Buffalo had been one of five finalist cities competing for two slots to host the group's annual Sports Event Symposium conference. One dropped out, giving Buffalo an even chance.
The city scored highly for its overall bid and many of its venues, and Visit Buffalo Niagara earned high praise for its efforts, including assistance from the Sabres and Bills.
But the city ultimately failed because the Convention Center "did not measure up" and Main Street lacked enough retail and entertainment options for guests, according to a letter from the director of meetings and events, Beth Hecquet.
"Your Convention Center did not meet the expectations of the site selection committee and did not measure up to the level of convention centers visited in the other cities," she wrote. "There was also concern from the site selection committee regarding the abundance of vacant storefronts surrounding the Convention Center and the host hotel.
"Our attendees place a high value on the ability to access bars, restaurants, shopping and other entertainment options within walking distance."
One of the winning cities is Milwaukee, which has a new convention center. Gallagher-Cohen said she didn't know the identity of the other winner or of the other finalist cities.
Buffalo has had significant luck with amateur sports events, which account for about 40 percent of the business that Gallagher-Cohen's group brings to town.
"We have a great reputation in the amateur athletic world," she said. "So this was particularly painful and heartbreaking, not to get this piece of business."
The news was also disturbing to Erie County Commissioner of Environment and Planning Maria R. Whyte and Buffalo Common Council Member Darius G. Pridgen, who lamented the loss during Wednesday's Buffalo Place board meeting.
"That's the first we heard about that. I was surprised," said Buffalo Place Executive Director Michael T. Schmand. "I feel bad that a sports convention made a decision on old historic buildings that are starting to come back, but I thought we'd have a lot more to offer. I was a little shocked when I heard that."
Gallagher-Cohen said the trade group encouraged the city to keep trying. "They said we would certainly continue to be a contender, and we should continue to bid on it," she said.
Based in Cincinnati, the NASC says it's the only association for sports event travel industry professionals. Founded in 1992, it has grown from just 12 member organizations to nearly 600 today. Its 2012 convention will be in Hartford, Conn., in mid-April.

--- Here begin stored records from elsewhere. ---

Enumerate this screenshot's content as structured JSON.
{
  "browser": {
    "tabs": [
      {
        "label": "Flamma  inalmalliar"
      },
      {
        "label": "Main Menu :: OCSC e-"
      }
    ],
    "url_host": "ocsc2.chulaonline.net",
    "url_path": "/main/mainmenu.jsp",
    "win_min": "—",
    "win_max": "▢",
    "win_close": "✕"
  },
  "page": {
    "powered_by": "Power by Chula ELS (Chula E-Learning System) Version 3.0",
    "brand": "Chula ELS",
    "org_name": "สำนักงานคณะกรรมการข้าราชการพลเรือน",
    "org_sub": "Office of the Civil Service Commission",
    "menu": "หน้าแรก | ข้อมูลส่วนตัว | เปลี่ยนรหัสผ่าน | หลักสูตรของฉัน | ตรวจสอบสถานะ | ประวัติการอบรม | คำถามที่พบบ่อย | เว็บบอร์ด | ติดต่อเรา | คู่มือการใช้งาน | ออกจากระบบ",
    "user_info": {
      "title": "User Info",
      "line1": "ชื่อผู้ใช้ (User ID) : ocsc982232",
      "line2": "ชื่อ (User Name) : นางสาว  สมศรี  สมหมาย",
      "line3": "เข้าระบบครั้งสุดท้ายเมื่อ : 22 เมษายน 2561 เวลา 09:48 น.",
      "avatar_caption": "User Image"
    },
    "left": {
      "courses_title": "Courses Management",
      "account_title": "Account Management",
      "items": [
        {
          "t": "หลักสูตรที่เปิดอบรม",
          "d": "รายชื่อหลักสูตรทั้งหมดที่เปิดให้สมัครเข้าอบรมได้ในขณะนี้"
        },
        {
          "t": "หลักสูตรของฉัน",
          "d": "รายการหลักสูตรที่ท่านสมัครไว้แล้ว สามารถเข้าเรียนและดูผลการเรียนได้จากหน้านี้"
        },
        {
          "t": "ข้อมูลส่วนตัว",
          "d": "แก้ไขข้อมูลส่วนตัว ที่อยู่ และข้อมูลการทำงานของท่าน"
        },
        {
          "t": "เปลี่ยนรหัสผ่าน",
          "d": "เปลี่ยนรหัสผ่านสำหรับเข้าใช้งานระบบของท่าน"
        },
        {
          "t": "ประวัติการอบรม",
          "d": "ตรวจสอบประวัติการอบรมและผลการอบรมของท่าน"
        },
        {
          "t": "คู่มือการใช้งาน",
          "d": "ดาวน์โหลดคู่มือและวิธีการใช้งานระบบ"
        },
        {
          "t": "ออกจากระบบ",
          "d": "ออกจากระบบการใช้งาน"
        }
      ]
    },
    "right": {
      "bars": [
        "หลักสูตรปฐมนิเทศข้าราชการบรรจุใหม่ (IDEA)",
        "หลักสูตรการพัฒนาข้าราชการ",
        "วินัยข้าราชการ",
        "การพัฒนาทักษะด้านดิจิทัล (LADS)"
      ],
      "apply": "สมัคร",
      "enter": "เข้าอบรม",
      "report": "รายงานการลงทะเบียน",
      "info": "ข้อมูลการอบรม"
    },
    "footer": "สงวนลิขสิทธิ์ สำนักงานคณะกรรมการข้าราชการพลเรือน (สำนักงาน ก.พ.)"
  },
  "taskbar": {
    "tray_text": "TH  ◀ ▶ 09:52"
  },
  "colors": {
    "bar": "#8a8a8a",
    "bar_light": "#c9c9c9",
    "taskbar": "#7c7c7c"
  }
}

Gallagher-Cohen said her agency "really pulled out all the stops" to lure the trade group to Buffalo for April 2014 or 2015. She said the tourism agency has bid for the conferences for five years, but this was the first time Buffalo was a finalist.
A successful bid would have meant 700 attendees spending 2,000 hotel room nights in Buffalo, generating an economic impact of $1.06 million.
But even more importantly, Gallagher-Cohen said, "it was the opportunity to showcase the market for what was almost a three-day site visit" for influential figures in amateur athletics.
"We felt, strategically, this was as important a piece of business as we could get," she said. "It was about having all those people who make decisions about sporting events to be in Buffalo."
Officials showed the group's site selection team around town, bringing them to facilities such as First Niagara Center and to various events. They held a reception with Sabres goaltender Ryan Miller and Bills CEO Russ Brandon at Labatt USA, took the team on a tour of the Bills' locker room and had jerseys printed with the site selectors' names.
That wasn't enough to overcome the "very dated" condition of the Convention Center and an impression that "downtown wasn't ready," because of its location on Main Street and "the view outside the front door of the Convention Center" of the Statler Towers under construction, Gallagher-Cohen said.
Schmand said "the 500 block [of Main Street] has always been a difficult block to put back together," as many of buildings predate the Civil War and building codes.
Still, he said, the business improvement district, the city, local developers and new building owners are working to revive the area, including with infrastructure improvements and the return of two-way traffic to Main Street.
"We can look in the rearview mirror, or we can look into the future," he said. "Downtown Buffalo didn't go down overnight, and it's going to take a while to bring back, but it's moving in the right direction."